How many times has this happened to you...you're out on the shop floor and there's a piece of information that you need to reference and it's back on your computer on the other side of the shop. This could be a quick glance at a CAD Drawing, a quick re-read on a customer's email or the phone number of a vendor. You can't login to a nearby machine, because it doesn't have the right software or information. You don't want to run back to your computer, because that takes time and increases the possibility of getting sidetracked.
Did you know that Windows has a solution for this - and that it is built in to every operating system from XP up? If you have heard of Terminal Server, this same kind of thing is available on a smaller scale from each workstation in a tool called Remote Desktop. As long as two computers are on the same network, if Remote Desktop has been enabled at the "host" computer, you should be able to access it - including all of your normal data - from any other computer on the network.
To take this one step further, once Remote Desktop is enabled, there are several freeware apps that will allow using the Remote Desktop protocol to access your computer from your smartphone or tablet device as long as that device is connected to the same network as the Host computer. This obviously isn't a great "work" environment because of screen size and lack of a mouse, but it's definitely passable as a "quick reference" without running back to your desk.
Some things to be aware of:
- If you are logged in at the Host computer, and connect to it from a Client with the credentials of the user logged in at the Host, you'll connect to the existing session. If you connect with different credentials, it will log out the current account on the Host. This boils down to you get your own data, but other users cannot.
- There may be some additional configuration required on your network or PC to utilize Remote Desktop including (but not limited to) local user rights, firewall and Local Security Policy on the Host.
- This does not automatically configure the Host computer to be accessed outside of the local area network (for example, working from home).
However, it could be used in conjunction with other technology changes to accommodate that. If you were to set that up, the benefit could be a significant cost savings. Say you have an employee who needs to work from home, but only on a very occasional basis. Rather than providing them with a laptop that they will rarely use off of their desk or buying them copies of software to load on to their home computers, they could use their own personal computer (even a Mac) to Remote Desktop back to the manufacturing job shop and access their company - with all of its information and software just like they were sitting at their desk. Again this will require configuration, and there is cost for this configuration, but it may be worth investigating.

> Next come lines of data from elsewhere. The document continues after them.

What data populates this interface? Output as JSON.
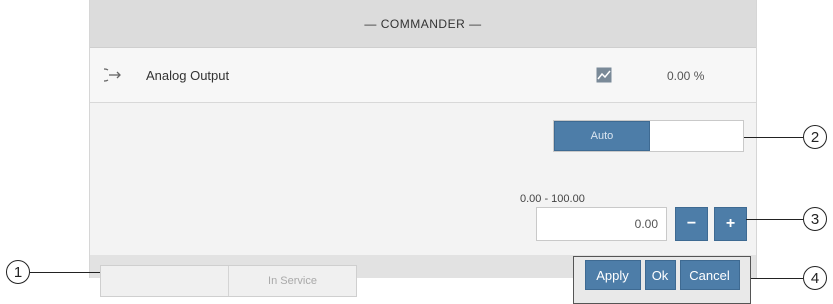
{
  "dialog": {
    "title": "— COMMANDER —"
  },
  "signal": {
    "icon": "output-arrow-icon",
    "label": "Analog Output",
    "trend_icon": "trend-chart-icon",
    "value": "0.00 %"
  },
  "mode": {
    "auto_label": "Auto",
    "other_label": ""
  },
  "setpoint": {
    "range": "0.00 - 100.00",
    "value": "0.00",
    "minus_label": "−",
    "plus_label": "+"
  },
  "service": {
    "left_label": "",
    "right_label": "In Service"
  },
  "actions": {
    "apply": "Apply",
    "ok": "Ok",
    "cancel": "Cancel"
  },
  "callouts": [
    "1",
    "2",
    "3",
    "4"
  ],
  "colors": {
    "accent": "#4d7da8",
    "title_bg": "#dcdcdc",
    "panel_bg": "#f3f3f3"
  }
}
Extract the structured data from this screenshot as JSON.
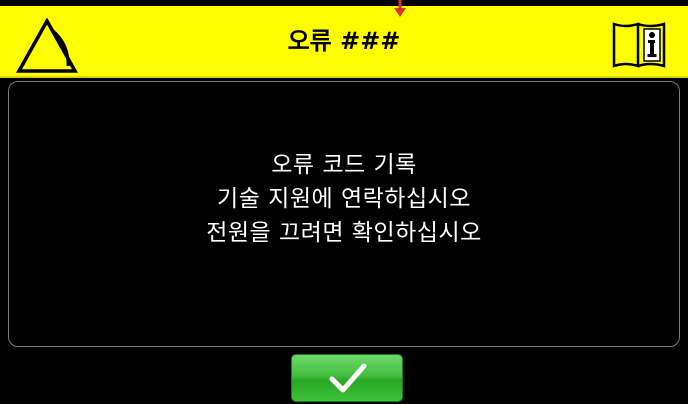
{
  "header": {
    "title": "오류 ###",
    "left_icon": "warning-icon",
    "right_icon": "manual-info-icon"
  },
  "message": {
    "line1": "오류 코드 기록",
    "line2": "기술 지원에 연락하십시오",
    "line3": "전원을 끄려면 확인하십시오"
  },
  "confirm_button": {
    "icon": "checkmark-icon"
  },
  "colors": {
    "header_bg": "#fffd00",
    "screen_bg": "#000000",
    "button_green": "#3ec13a",
    "marker_red": "#d9342b"
  }
}
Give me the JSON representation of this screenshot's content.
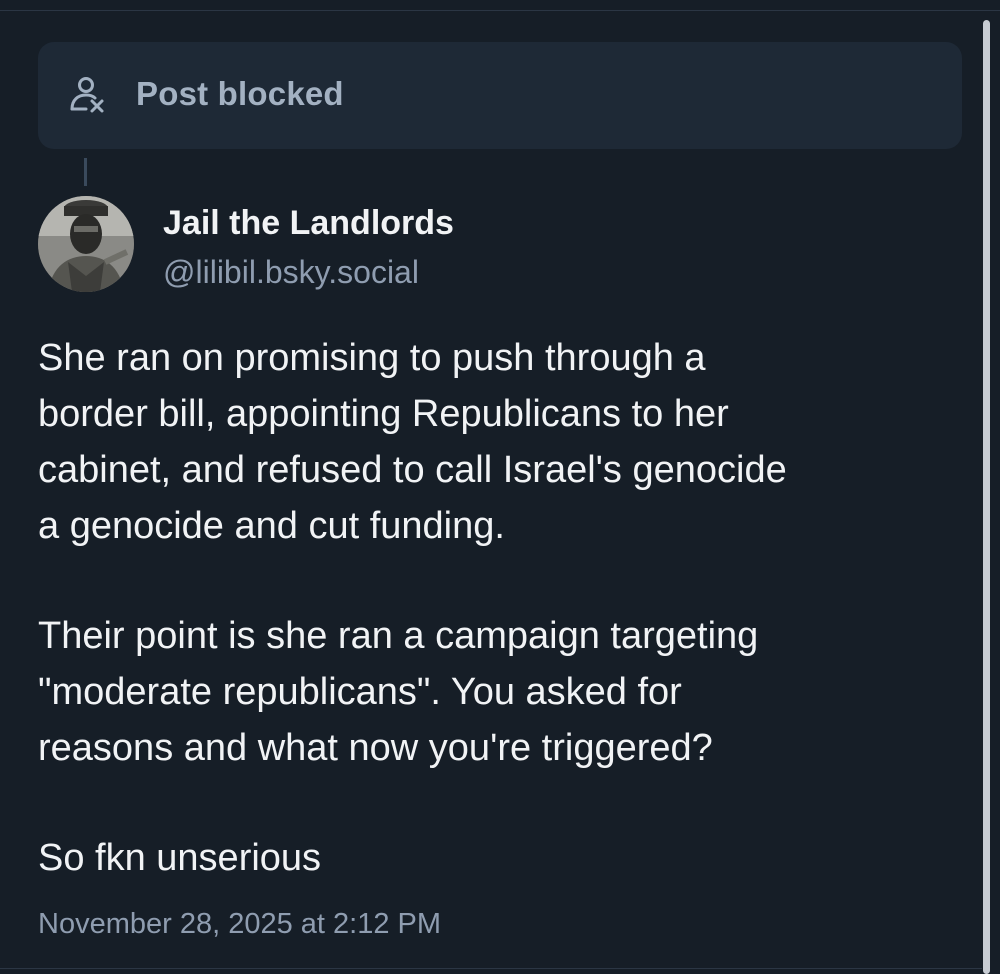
{
  "blocked_notice": {
    "label": "Post blocked",
    "icon": "person-x-icon"
  },
  "post": {
    "author": {
      "display_name": "Jail the Landlords",
      "handle": "@lilibil.bsky.social"
    },
    "paragraphs": [
      "She ran on promising to push through a\nborder bill, appointing Republicans to her\ncabinet, and refused to call Israel's genocide\na genocide and cut funding.",
      "Their point is she ran a campaign targeting\n\"moderate republicans\". You asked for\nreasons and what now you're triggered?",
      "So fkn unserious"
    ],
    "timestamp": "November 28, 2025 at 2:12 PM"
  },
  "colors": {
    "background": "#161e27",
    "blocked_box": "#1e2936",
    "muted_text": "#8f9db0",
    "primary_text": "#f1f3f5"
  }
}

Consult with your local I/T resource to see if and how you can leverage this built-in Windows function to make your life easier. You may also refer to Microsoft's Remote Desktop FAQ's: